The world doesn’t look so scary from this point of view.

Red-eyed tree frog (Agalychnis calladryas)

Red-eyed tree frog (Agalychnis calladryas)

Cute Frog of the Week: October 25, 2010

Did you know that the red-eyed tree frog can jump up to twenty times its own body length? That would be like a human jumping across the width of two basketball courts in one leap!

This unique frog with its bulging red eyes, flashy orange feet, and blue and yellow streaked sides makes for a stunning sight. Its colors may suggest that it’s venomous, but it actually uses the markings to startle predators. While sleeping during the day, the frog uses suction cups on its toes to stick to the bottom of leafs and poses in such a way that the colorings are hidden. When a predator comes upon the frog, the frog opens its eyes and unfolds its body to unveil the vivid markings. This technique, called “startle coloration,” happens in an instant and may make a bird or snake hesitate, giving the frog an opportunity to escape.

In addition to sleeping on the underside of leaves, red-eyed tree frogs lay clutches of eggs underneath leaves that are directly above a water source. The frogs’ embryos can sense when a predator is about to attack. They can prematurely hatch within seconds to avoid being eaten and drop safely into the river below. When the eggs hatch, the fluid from inside the eggs helps wash the tadpoles down into the water. It takes about sixteen weeks for these tadpoles to become full-grown adults.

Photo credit: Jeff Coulter, volunteer, Panama Amphibian Rescue and Conservation Project.

Like what you see here? Then hop to it and text “FROG” to 20222 to give $5 to save a frog today! (Find the privacy policy here.)

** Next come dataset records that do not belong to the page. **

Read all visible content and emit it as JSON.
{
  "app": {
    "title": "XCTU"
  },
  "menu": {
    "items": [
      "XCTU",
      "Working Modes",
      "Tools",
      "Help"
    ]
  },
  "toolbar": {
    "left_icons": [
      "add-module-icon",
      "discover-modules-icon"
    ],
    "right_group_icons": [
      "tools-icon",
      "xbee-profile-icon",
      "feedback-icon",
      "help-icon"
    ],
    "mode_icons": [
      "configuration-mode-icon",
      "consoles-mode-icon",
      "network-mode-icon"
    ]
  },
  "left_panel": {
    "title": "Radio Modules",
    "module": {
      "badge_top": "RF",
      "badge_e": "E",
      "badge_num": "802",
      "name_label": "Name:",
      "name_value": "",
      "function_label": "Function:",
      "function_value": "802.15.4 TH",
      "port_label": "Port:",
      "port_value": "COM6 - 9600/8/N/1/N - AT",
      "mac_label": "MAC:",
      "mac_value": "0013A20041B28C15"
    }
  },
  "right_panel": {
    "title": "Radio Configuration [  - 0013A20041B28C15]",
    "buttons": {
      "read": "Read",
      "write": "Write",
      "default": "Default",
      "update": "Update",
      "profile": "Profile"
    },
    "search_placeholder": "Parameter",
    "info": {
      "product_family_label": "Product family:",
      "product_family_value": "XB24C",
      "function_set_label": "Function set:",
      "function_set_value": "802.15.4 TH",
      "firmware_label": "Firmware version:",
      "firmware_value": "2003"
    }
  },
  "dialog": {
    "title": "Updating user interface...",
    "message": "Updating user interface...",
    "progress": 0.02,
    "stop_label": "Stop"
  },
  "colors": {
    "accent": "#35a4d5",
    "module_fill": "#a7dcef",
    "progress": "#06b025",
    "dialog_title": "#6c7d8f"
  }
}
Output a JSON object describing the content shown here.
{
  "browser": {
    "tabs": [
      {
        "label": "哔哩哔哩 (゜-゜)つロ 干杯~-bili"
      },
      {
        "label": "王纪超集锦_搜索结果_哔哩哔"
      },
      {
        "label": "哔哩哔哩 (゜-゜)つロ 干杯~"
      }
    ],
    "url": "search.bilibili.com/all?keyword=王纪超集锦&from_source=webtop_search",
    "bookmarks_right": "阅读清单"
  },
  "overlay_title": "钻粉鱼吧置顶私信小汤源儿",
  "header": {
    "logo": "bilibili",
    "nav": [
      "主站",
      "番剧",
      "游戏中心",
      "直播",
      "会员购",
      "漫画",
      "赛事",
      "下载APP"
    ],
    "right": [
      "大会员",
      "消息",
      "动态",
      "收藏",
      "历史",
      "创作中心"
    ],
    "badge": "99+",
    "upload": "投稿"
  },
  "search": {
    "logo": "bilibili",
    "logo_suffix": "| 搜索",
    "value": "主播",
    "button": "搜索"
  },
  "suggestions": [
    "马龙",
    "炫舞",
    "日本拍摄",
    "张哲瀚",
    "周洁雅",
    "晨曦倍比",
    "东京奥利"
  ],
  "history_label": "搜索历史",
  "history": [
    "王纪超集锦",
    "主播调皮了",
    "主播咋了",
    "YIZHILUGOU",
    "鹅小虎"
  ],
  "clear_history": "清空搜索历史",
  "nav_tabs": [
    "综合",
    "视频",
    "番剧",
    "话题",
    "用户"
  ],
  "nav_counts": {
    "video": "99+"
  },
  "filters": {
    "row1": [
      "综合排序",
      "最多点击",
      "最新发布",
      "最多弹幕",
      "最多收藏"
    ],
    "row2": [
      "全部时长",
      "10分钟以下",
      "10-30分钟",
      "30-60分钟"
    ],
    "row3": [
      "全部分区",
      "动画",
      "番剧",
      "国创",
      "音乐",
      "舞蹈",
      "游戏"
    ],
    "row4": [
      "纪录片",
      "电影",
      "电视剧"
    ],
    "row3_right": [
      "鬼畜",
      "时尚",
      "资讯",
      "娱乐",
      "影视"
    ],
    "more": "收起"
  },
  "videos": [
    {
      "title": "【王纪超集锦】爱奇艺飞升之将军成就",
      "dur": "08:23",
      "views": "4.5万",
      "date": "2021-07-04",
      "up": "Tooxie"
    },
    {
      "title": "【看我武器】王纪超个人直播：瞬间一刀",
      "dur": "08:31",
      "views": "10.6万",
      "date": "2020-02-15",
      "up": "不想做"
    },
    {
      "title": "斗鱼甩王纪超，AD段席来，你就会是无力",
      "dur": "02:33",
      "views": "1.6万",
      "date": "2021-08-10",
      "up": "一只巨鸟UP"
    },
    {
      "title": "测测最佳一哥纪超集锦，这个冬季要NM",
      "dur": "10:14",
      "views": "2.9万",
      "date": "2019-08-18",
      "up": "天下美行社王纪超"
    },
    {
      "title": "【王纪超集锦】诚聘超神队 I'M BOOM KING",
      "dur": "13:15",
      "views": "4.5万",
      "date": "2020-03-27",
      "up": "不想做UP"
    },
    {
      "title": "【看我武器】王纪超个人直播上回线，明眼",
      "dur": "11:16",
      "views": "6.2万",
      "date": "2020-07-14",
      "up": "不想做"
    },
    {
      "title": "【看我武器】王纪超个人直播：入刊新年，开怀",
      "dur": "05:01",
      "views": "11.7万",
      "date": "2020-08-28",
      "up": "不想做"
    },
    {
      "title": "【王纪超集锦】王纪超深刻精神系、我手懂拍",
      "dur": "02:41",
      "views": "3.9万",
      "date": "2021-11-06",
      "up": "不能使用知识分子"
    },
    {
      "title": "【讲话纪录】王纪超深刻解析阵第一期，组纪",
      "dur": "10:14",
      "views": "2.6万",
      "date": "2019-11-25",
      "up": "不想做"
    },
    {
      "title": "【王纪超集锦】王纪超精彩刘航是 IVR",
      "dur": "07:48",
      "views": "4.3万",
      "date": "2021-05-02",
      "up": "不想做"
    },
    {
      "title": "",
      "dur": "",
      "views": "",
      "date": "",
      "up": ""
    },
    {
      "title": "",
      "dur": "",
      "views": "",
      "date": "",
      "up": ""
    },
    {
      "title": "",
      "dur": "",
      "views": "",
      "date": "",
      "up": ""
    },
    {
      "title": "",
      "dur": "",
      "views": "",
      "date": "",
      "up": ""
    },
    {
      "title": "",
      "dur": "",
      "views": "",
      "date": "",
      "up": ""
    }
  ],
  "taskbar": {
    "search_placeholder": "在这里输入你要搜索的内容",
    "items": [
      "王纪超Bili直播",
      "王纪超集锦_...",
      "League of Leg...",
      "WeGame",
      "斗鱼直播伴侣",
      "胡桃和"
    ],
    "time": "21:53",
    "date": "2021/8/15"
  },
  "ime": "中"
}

Every week the Panama Amphibian Rescue and Conservation Project posts a new photo of a cute frog from anywhere in the world with an interesting, fun and unique story to tell. Be sure to check back every Monday for the latest addition.